Before we go any further, let’s take a look at some key napping facts.
Night sleep develops before day sleep. The morning nap starts to develop around 12 weeks followed by the afternoon naps.
Naps improve a child’s mood and reduces the crying. Getting a good quality day sleep helps their brains grow and develop.
Moreover, sleep begets sleep. if daytime sleep is bad night sleep falls apart.
The big challenge here is that naps are constantly changing. This can lead a parent to believe that either their child is not tired or is ready to drop their nap. Parents can feel helpless, but if you know what to expect based on your baby’s age and development then it ceases to be such an issue.
In the early months babies need a LOT OF SLEEP! Sleep cycles in the first five months change on an almost weekly basis. Naps may become unpredictable and this is normal.
So what do we do?
Get them to nap any which way you can at the first sleepy sign. This could in a carrier or a pram. It is OK to do what works and soon the naps will even out.
Between 6 and 8 months babies take 2-3 naps per day – a morning nap, an afternoon nap and a mini late afternoon nap. Between 9 and 12 months, babies drop this mini nap, the morning nap shortens and the afternoon nap gets longer. This nap begins approximately two – three hours after the morning nap.
13-18 months is a tricky time not just for mums but also the children. It is around this time they transition from two naps to one. But before we start the transition we need to look for the following signs-
- a) Does the child sleep 11 hours of uninterrupted sleep at night
- b) Does he take longer to fall asleep for his morning nap
- c) Or does he sleep longer in the morning and take a long time to fall asleep in the afternoon or refuses the afternoon nap altogether.
These signs are an indication that your child is ready to consolidate his naps. To help him make this transition we start to push the morning nap a little later. Like for instance pushing it till 11 for few days and then 11:30 then noon and so on, with the aim to having them asleep by 12:30 or 1:00. And importantly bring the bedtime closer to 7 pm to make it easy for him.
This nap pattern will continue till he is ready to drop this nap altogether and move to more of a quiet time, which is anywhere from 3- 4 years.
It is important we time the naps based on his age, observe his sleepy cues and are aware of the window of wakefulness – a fancy way of saying a the length of time a baby can stay awake between sleep times. For instance, an eight month old will be able to stay awake for approximately 2-3 hours which increases as they get older.

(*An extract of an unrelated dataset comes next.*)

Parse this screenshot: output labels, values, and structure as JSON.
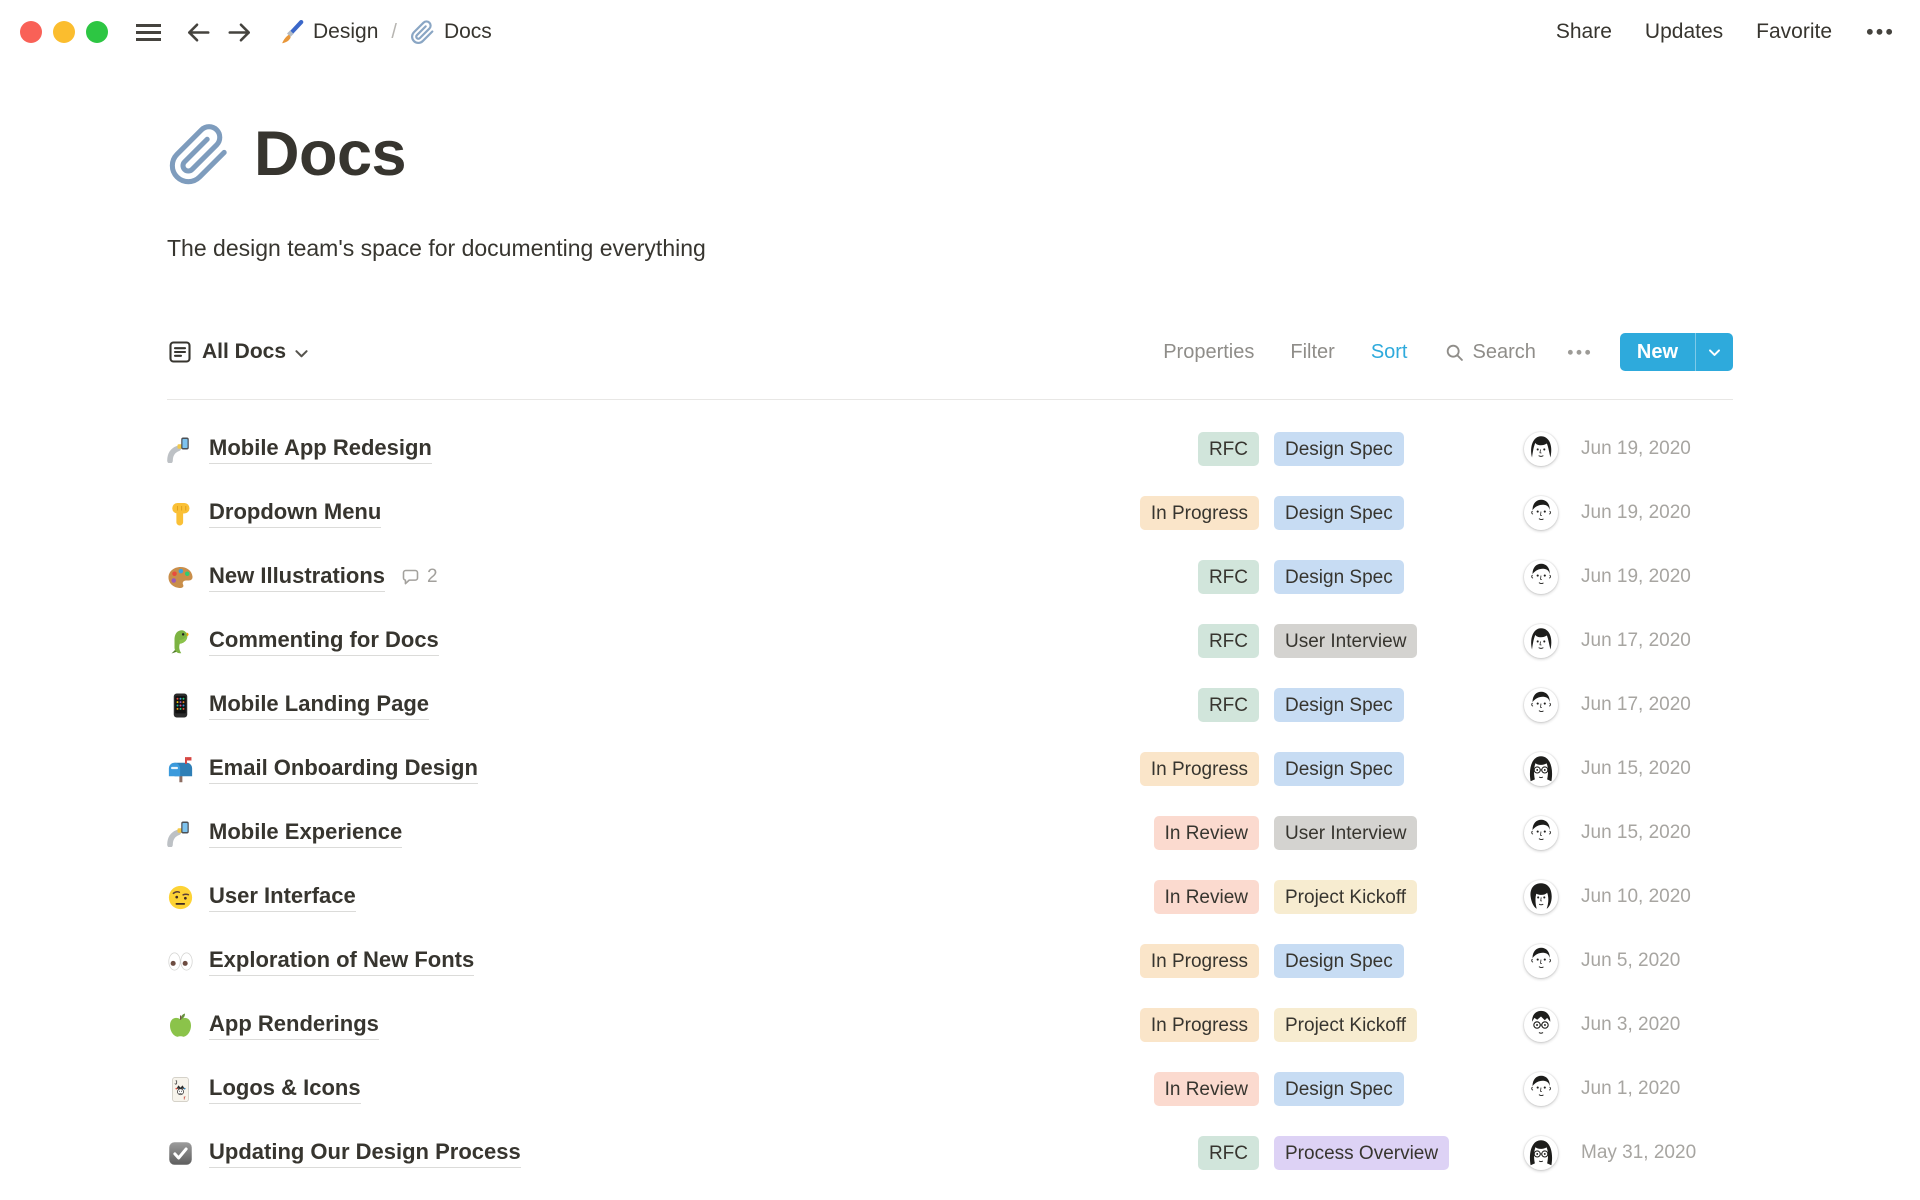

Follow their lead and don’t be in a hurry to drop their naps. 95% of children still need some form of daytime sleep till the age of 4 even. They will test our boundaries and nap times will become a regular battleground. It’s fine- have an abbreviated nap routine, create a sleep inducing environment and don’t give up.